*Task prompt*: Go through the records below and return each line that has "JSON" in it.

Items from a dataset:

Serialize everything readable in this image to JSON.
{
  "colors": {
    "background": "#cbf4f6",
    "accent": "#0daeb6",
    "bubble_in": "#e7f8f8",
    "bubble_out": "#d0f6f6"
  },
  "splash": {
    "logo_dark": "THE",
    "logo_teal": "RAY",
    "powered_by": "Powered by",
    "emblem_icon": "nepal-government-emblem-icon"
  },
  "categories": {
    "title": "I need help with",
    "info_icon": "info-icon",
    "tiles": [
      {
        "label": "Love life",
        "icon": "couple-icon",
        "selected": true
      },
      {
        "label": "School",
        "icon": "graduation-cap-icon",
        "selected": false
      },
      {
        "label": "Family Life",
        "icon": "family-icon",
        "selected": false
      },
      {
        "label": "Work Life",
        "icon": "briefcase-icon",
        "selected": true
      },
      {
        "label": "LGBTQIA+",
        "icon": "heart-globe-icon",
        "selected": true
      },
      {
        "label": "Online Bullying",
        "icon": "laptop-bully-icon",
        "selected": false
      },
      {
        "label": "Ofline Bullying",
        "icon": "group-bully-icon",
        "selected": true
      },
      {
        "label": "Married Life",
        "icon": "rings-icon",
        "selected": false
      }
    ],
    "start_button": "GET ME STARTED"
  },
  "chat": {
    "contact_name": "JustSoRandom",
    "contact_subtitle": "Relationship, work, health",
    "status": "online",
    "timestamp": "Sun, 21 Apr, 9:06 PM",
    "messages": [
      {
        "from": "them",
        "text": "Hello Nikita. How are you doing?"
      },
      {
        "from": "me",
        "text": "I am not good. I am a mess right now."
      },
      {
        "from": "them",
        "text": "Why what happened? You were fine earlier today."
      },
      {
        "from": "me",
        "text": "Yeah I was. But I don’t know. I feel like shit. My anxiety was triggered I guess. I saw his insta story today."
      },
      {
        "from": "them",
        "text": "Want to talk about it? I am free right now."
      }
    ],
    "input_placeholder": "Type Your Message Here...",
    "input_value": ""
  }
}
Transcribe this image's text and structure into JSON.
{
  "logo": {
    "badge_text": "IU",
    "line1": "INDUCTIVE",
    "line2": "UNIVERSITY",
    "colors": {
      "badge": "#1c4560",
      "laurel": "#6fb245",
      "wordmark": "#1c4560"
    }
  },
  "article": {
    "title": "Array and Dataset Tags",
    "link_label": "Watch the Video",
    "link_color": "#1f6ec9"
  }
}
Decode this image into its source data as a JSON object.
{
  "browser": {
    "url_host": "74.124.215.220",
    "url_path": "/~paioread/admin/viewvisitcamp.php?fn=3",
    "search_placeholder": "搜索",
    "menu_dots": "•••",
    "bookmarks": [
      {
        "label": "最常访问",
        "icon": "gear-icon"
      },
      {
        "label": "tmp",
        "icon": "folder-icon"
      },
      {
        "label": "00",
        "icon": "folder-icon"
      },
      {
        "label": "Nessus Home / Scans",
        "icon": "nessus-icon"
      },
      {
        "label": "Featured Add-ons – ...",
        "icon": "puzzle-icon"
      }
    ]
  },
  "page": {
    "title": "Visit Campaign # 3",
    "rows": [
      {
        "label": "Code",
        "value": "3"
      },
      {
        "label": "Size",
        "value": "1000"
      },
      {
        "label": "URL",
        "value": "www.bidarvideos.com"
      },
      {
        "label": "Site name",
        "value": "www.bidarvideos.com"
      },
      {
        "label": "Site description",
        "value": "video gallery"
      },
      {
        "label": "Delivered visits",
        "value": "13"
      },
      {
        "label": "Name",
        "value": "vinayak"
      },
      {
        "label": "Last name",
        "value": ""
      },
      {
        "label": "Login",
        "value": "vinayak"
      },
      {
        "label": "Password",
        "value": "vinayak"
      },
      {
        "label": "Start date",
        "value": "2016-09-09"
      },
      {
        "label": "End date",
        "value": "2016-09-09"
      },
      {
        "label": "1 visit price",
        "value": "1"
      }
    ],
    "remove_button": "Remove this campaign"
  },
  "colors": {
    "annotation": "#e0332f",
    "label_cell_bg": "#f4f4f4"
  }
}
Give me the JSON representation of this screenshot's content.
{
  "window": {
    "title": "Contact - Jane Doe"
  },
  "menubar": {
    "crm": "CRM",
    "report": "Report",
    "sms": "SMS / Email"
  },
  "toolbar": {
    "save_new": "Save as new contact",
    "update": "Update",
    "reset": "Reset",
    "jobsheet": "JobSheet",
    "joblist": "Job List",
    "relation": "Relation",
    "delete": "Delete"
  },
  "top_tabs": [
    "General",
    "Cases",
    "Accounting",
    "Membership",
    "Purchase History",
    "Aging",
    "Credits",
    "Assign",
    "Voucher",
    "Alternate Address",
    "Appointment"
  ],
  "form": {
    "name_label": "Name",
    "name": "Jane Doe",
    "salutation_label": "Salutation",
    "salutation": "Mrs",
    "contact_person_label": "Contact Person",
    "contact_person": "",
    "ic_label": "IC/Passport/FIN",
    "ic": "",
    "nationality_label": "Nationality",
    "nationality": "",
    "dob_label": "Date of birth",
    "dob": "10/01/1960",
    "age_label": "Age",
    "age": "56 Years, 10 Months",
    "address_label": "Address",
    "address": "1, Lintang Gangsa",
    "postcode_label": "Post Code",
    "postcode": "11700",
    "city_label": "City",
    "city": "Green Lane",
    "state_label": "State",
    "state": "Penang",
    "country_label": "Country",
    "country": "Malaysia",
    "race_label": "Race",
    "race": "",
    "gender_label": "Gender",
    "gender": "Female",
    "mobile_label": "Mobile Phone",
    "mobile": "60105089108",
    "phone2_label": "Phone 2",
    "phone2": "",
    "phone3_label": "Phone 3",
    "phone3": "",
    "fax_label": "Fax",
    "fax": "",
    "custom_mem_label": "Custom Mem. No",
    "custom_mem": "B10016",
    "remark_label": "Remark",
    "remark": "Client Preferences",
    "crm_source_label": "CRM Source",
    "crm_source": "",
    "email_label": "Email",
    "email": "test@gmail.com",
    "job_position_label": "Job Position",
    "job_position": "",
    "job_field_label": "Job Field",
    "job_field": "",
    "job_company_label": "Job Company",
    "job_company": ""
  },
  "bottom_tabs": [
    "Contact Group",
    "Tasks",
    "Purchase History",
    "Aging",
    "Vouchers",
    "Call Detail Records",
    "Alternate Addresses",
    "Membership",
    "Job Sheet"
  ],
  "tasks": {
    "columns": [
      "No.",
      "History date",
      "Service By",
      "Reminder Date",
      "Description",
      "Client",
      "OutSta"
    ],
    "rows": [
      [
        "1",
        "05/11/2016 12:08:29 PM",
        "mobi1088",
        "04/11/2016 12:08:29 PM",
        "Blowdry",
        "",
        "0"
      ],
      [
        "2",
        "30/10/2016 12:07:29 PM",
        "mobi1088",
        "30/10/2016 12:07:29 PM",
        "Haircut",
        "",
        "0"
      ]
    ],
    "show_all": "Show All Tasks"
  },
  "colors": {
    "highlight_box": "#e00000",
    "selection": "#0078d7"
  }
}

*Expected output*:
Serialize everything readable in this image to JSON.
Transcribe this image's text and structure into JSON.
Decode this image into its source data as a JSON object.
Give me the JSON representation of this screenshot's content.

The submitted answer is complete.